What Can My Company Do to Ensure Our Investigations Hold Up in Court Later?

Based on the text of the magistrate judge's decision, reasonable minds can differ as to whether the arbitrator's interpretation of the terms of the CBA held Elite to an unrealistically high standard for the conduct of its internal investigation. Nonetheless, the case does serve as a reminder of several steps that companies should take to make sure their investigations reach proper conclusions that can easily be defended in litigation. These include:

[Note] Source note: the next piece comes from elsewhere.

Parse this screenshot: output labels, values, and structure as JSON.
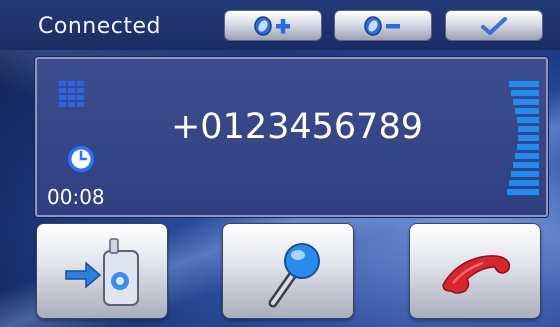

  1. In the case of union employees, negotiate employment terms that specify what the company will and will not do in an investigation. Specificity in a CBA or other agreement can avoid situations in which parties later disagree regarding whether an investigation was "fair" or "just." For non-union employees, general information about what can be expected to occur during an investigation may also be referenced in an employee handbook, including that the company will conduct a prompt and impartial investigation, will uphold confidentiality to the extent feasible, and will expect employees' full cooperation.
  2. Identify any applicable employment agreement before beginning an investigation. Ensure that the interview and other investigative procedures comport with the terms of the operative CBA.

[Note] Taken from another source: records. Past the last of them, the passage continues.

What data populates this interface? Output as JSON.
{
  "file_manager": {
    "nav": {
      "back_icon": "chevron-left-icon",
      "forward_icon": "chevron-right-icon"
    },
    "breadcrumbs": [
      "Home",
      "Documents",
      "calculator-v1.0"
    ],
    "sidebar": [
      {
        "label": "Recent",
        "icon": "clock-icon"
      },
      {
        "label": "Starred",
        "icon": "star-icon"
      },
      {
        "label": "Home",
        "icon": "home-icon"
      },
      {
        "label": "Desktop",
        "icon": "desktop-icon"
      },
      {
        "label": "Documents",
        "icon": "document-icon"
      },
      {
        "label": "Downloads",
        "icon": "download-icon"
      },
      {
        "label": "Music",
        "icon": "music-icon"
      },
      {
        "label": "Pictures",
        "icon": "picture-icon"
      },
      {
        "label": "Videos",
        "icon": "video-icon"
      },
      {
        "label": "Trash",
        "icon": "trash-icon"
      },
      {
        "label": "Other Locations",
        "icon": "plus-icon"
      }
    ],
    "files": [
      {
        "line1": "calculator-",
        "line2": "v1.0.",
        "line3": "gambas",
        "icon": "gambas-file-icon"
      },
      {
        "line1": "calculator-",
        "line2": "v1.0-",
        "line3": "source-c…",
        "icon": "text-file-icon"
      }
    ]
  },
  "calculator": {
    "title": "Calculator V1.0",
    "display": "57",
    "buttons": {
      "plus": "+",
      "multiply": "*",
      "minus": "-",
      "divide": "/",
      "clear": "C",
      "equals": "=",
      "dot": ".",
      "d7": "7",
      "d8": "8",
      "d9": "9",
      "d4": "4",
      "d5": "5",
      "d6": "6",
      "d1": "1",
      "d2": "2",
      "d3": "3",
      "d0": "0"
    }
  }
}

  3. Provide clear warnings and instructions at the outset of any interview conducted. All employees interviewed should be advised of the interviewer's obligation to the company and their right to be free from retaliation for their participation.
  4. Document interviews contemporaneously and in writing. This will help avoid allegations later that a company official's testimony regarding what occurred in the interview is "uncorroborated."
  5. Ensure that appropriate individuals attend. When possible, it is beneficial to have more than one company representative present for the witness interviews, so there is more than one management-side account of what occurred. Yet, attendance should remain limited to appropriate company personnel or counsel (as applicable).
  6. Explore alternative explanations for alleged misconduct. This may include interviewing additional witnesses beyond the complainant and accused to corroborate accounts provided and collecting/reviewing other available documentation and correspondence available related to the allegations.
  7. Document findings. The company should prepare an internal report or memorandum for its files that documents the investigation findings and includes the factual bases for such findings.
  8. Determine how to address requests for representation. Notwithstanding the provision of any agreement that may specify otherwise, the company should determine how it will handle requests to be represented by counsel during investigative interviews and administer such determination consistently.


Internal investigations are critical to corporations' ability to comply with relevant law and policy, and to maintaining their reputation within their industry and customer base—including federal agency customers. However, the Elite Protective Services, Inc. case reminds corporations that they should take proactive steps in negotiating their CBAs, should one exist or, at a minimum, update their company policies to account for potential internal and external investigations, and providing the company with the maximum ability to disclose and cooperate with customers and law enforcement authorities.